TASK ITEM |
All of the records below need to be written out exactly, but without the pictures.

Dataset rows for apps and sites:
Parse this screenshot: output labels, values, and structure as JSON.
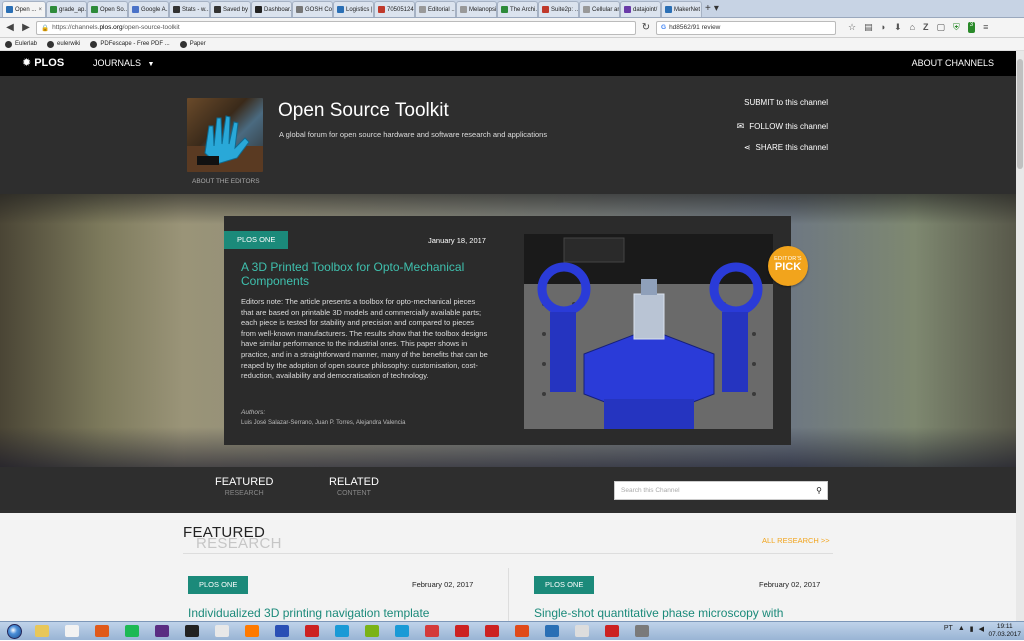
{
  "browser": {
    "tabs": [
      {
        "label": "Open ...",
        "color": "#2a6fb5",
        "active": true
      },
      {
        "label": "grade_ap...",
        "color": "#2e8b3a"
      },
      {
        "label": "Open So...",
        "color": "#2e8b3a"
      },
      {
        "label": "Google A...",
        "color": "#4a72c8"
      },
      {
        "label": "Stats - w...",
        "color": "#333"
      },
      {
        "label": "Saved by ...",
        "color": "#333"
      },
      {
        "label": "Dashboar...",
        "color": "#222"
      },
      {
        "label": "GOSH Co...",
        "color": "#777"
      },
      {
        "label": "Logistics | Gat...",
        "color": "#2a6fb5"
      },
      {
        "label": "70505124 ...",
        "color": "#c0392b"
      },
      {
        "label": "Editorial ...",
        "color": "#999"
      },
      {
        "label": "Melanopsin-E...",
        "color": "#999"
      },
      {
        "label": "The Archi...",
        "color": "#2e8b3a"
      },
      {
        "label": "Suite2p: ...",
        "color": "#c0392b"
      },
      {
        "label": "Cellular and ...",
        "color": "#999"
      },
      {
        "label": "datajoint/",
        "color": "#6a3aa8"
      },
      {
        "label": "MakerNet",
        "color": "#2a6fb5"
      }
    ],
    "tab_controls": [
      "+",
      "▾"
    ],
    "url_prefix": "https://channels.",
    "url_host": "plos.org",
    "url_path": "/open-source-toolkit",
    "search_value": "hd8562/91 review",
    "bookmarks": [
      "Eulerlab",
      "eulerwiki",
      "PDFescape - Free PDF ...",
      "Paper"
    ],
    "notification_count": "3"
  },
  "site": {
    "logo": "PLOS",
    "journals": "JOURNALS",
    "about_channels": "ABOUT CHANNELS",
    "channel_title": "Open Source Toolkit",
    "channel_subtitle": "A global forum for open source hardware and software research and applications",
    "about_editors": "ABOUT THE EDITORS",
    "submit": "SUBMIT to this channel",
    "follow": "FOLLOW this channel",
    "share": "SHARE this channel"
  },
  "feature": {
    "journal": "PLOS ONE",
    "date": "January 18, 2017",
    "title": "A 3D Printed Toolbox for Opto-Mechanical Components",
    "body": "Editors note: The article presents a toolbox for opto-mechanical pieces that are based on printable 3D models and commercially available parts; each piece is tested for stability and precision and compared to pieces from well-known manufacturers. The results show that the toolbox designs have similar performance to the industrial ones. This paper shows in practice, and in a straightforward manner, many of the benefits that can be reaped by the adoption of open source philosophy: customisation, cost-reduction, availability and democratisation of technology.",
    "authors_label": "Authors:",
    "authors": "Luis José Salazar-Serrano, Juan P. Torres, Alejandra Valencia",
    "pick_small": "EDITOR'S",
    "pick_big": "PICK"
  },
  "content_tabs": {
    "featured": "FEATURED",
    "featured_sub": "RESEARCH",
    "related": "RELATED",
    "related_sub": "CONTENT",
    "search_placeholder": "Search this Channel"
  },
  "featured_section": {
    "heading": "FEATURED",
    "heading_shadow": "RESEARCH",
    "all_research": "ALL RESEARCH >>",
    "items": [
      {
        "journal": "PLOS ONE",
        "date": "February 02, 2017",
        "title": "Individualized 3D printing navigation template"
      },
      {
        "journal": "PLOS ONE",
        "date": "February 02, 2017",
        "title": "Single-shot quantitative phase microscopy with"
      }
    ]
  },
  "taskbar": {
    "apps": [
      "#e8c75a",
      "#f2f2f2",
      "#e05a1a",
      "#1db954",
      "#5a2d82",
      "#222",
      "#e8e8e8",
      "#ff7a00",
      "#2a4fb5",
      "#cc2222",
      "#1a9ad6",
      "#7ab317",
      "#1a9ad6",
      "#d43a3a",
      "#cc2222",
      "#cc2222",
      "#e04a1a",
      "#2a6fb5",
      "#ddd",
      "#cc2222",
      "#7a7a7a"
    ],
    "lang": "PT",
    "time": "19:11",
    "date": "07.03.2017"
  }
}
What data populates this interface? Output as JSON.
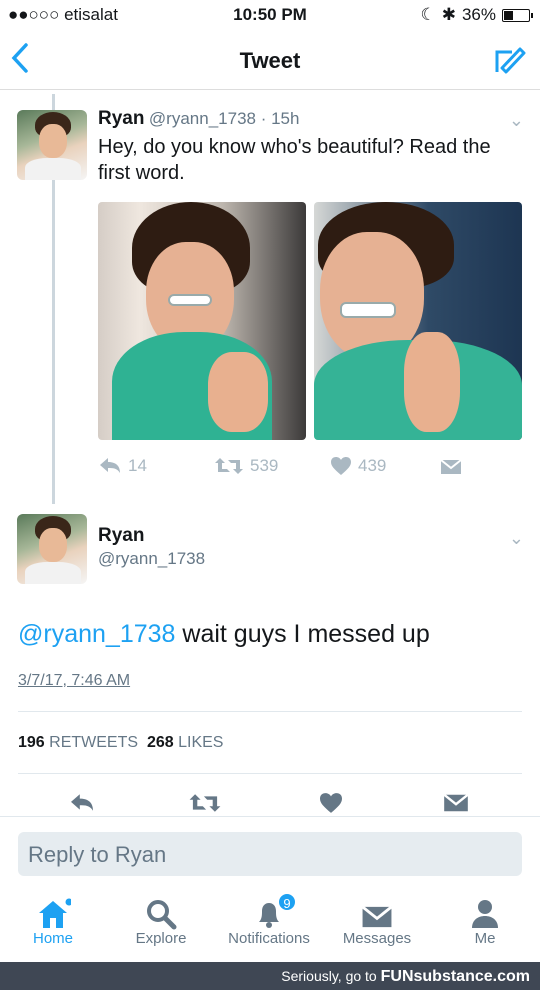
{
  "status_bar": {
    "carrier": "●●○○○ etisalat",
    "time": "10:50 PM",
    "battery": "36%",
    "battery_level": 0.36
  },
  "nav": {
    "title": "Tweet",
    "back_icon": "chevron-left-icon",
    "compose_icon": "compose-icon"
  },
  "first_tweet": {
    "name": "Ryan",
    "handle_time": "@ryann_1738 · 15h",
    "text": "Hey, do you know who's beautiful? Read the first word.",
    "replies": "14",
    "retweets": "539",
    "likes": "439"
  },
  "main_tweet": {
    "name": "Ryan",
    "handle": "@ryann_1738",
    "mention": "@ryann_1738",
    "text": "wait guys I messed up",
    "timestamp": "3/7/17, 7:46 AM",
    "retweet_count": "196",
    "retweet_label": "RETWEETS",
    "like_count": "268",
    "like_label": "LIKES"
  },
  "reply": {
    "placeholder": "Reply to Ryan"
  },
  "tabs": [
    {
      "label": "Home",
      "icon": "home-icon"
    },
    {
      "label": "Explore",
      "icon": "search-icon"
    },
    {
      "label": "Notifications",
      "icon": "bell-icon",
      "badge": "9"
    },
    {
      "label": "Messages",
      "icon": "envelope-icon"
    },
    {
      "label": "Me",
      "icon": "person-icon"
    }
  ],
  "footer": {
    "text": "Seriously, go to",
    "brand": "FUNsubstance.com"
  },
  "colors": {
    "accent": "#1da1f2",
    "muted": "#657786",
    "footer_bg": "#3f4754"
  }
}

EXPECTED OUTPUT |
Parse this screenshot: output labels, values, and structure as JSON.
{
  "browser": {
    "tabs": [
      {
        "label": "Open ...",
        "color": "#2a6fb5",
        "active": true
      },
      {
        "label": "grade_ap...",
        "color": "#2e8b3a"
      },
      {
        "label": "Open So...",
        "color": "#2e8b3a"
      },
      {
        "label": "Google A...",
        "color": "#4a72c8"
      },
      {
        "label": "Stats - w...",
        "color": "#333"
      },
      {
        "label": "Saved by ...",
        "color": "#333"
      },
      {
        "label": "Dashboar...",
        "color": "#222"
      },
      {
        "label": "GOSH Co...",
        "color": "#777"
      },
      {
        "label": "Logistics | Gat...",
        "color": "#2a6fb5"
      },
      {
        "label": "70505124 ...",
        "color": "#c0392b"
      },
      {
        "label": "Editorial ...",
        "color": "#999"
      },
      {
        "label": "Melanopsin-E...",
        "color": "#999"
      },
      {
        "label": "The Archi...",
        "color": "#2e8b3a"
      },
      {
        "label": "Suite2p: ...",
        "color": "#c0392b"
      },
      {
        "label": "Cellular and ...",
        "color": "#999"
      },
      {
        "label": "datajoint/",
        "color": "#6a3aa8"
      },
      {
        "label": "MakerNet",
        "color": "#2a6fb5"
      }
    ],
    "tab_controls": [
      "+",
      "▾"
    ],
    "url_prefix": "https://channels.",
    "url_host": "plos.org",
    "url_path": "/open-source-toolkit",
    "search_value": "hd8562/91 review",
    "bookmarks": [
      "Eulerlab",
      "eulerwiki",
      "PDFescape - Free PDF ...",
      "Paper"
    ],
    "notification_count": "3"
  },
  "site": {
    "logo": "PLOS",
    "journals": "JOURNALS",
    "about_channels": "ABOUT CHANNELS",
    "channel_title": "Open Source Toolkit",
    "channel_subtitle": "A global forum for open source hardware and software research and applications",
    "about_editors": "ABOUT THE EDITORS",
    "submit": "SUBMIT to this channel",
    "follow": "FOLLOW this channel",
    "share": "SHARE this channel"
  },
  "feature": {
    "journal": "PLOS ONE",
    "date": "January 18, 2017",
    "title": "A 3D Printed Toolbox for Opto-Mechanical Components",
    "body": "Editors note: The article presents a toolbox for opto-mechanical pieces that are based on printable 3D models and commercially available parts; each piece is tested for stability and precision and compared to pieces from well-known manufacturers. The results show that the toolbox designs have similar performance to the industrial ones. This paper shows in practice, and in a straightforward manner, many of the benefits that can be reaped by the adoption of open source philosophy: customisation, cost-reduction, availability and democratisation of technology.",
    "authors_label": "Authors:",
    "authors": "Luis José Salazar-Serrano, Juan P. Torres, Alejandra Valencia",
    "pick_small": "EDITOR'S",
    "pick_big": "PICK"
  },
  "content_tabs": {
    "featured": "FEATURED",
    "featured_sub": "RESEARCH",
    "related": "RELATED",
    "related_sub": "CONTENT",
    "search_placeholder": "Search this Channel"
  },
  "featured_section": {
    "heading": "FEATURED",
    "heading_shadow": "RESEARCH",
    "all_research": "ALL RESEARCH >>",
    "items": [
      {
        "journal": "PLOS ONE",
        "date": "February 02, 2017",
        "title": "Individualized 3D printing navigation template"
      },
      {
        "journal": "PLOS ONE",
        "date": "February 02, 2017",
        "title": "Single-shot quantitative phase microscopy with"
      }
    ]
  },
  "taskbar": {
    "apps": [
      "#e8c75a",
      "#f2f2f2",
      "#e05a1a",
      "#1db954",
      "#5a2d82",
      "#222",
      "#e8e8e8",
      "#ff7a00",
      "#2a4fb5",
      "#cc2222",
      "#1a9ad6",
      "#7ab317",
      "#1a9ad6",
      "#d43a3a",
      "#cc2222",
      "#cc2222",
      "#e04a1a",
      "#2a6fb5",
      "#ddd",
      "#cc2222",
      "#7a7a7a"
    ],
    "lang": "PT",
    "time": "19:11",
    "date": "07.03.2017"
  }
}
What data populates this interface? Output as JSON.
{
  "status_bar": {
    "carrier": "●●○○○ etisalat",
    "time": "10:50 PM",
    "battery": "36%",
    "battery_level": 0.36
  },
  "nav": {
    "title": "Tweet",
    "back_icon": "chevron-left-icon",
    "compose_icon": "compose-icon"
  },
  "first_tweet": {
    "name": "Ryan",
    "handle_time": "@ryann_1738 · 15h",
    "text": "Hey, do you know who's beautiful? Read the first word.",
    "replies": "14",
    "retweets": "539",
    "likes": "439"
  },
  "main_tweet": {
    "name": "Ryan",
    "handle": "@ryann_1738",
    "mention": "@ryann_1738",
    "text": "wait guys I messed up",
    "timestamp": "3/7/17, 7:46 AM",
    "retweet_count": "196",
    "retweet_label": "RETWEETS",
    "like_count": "268",
    "like_label": "LIKES"
  },
  "reply": {
    "placeholder": "Reply to Ryan"
  },
  "tabs": [
    {
      "label": "Home",
      "icon": "home-icon"
    },
    {
      "label": "Explore",
      "icon": "search-icon"
    },
    {
      "label": "Notifications",
      "icon": "bell-icon",
      "badge": "9"
    },
    {
      "label": "Messages",
      "icon": "envelope-icon"
    },
    {
      "label": "Me",
      "icon": "person-icon"
    }
  ],
  "footer": {
    "text": "Seriously, go to",
    "brand": "FUNsubstance.com"
  },
  "colors": {
    "accent": "#1da1f2",
    "muted": "#657786",
    "footer_bg": "#3f4754"
  }
}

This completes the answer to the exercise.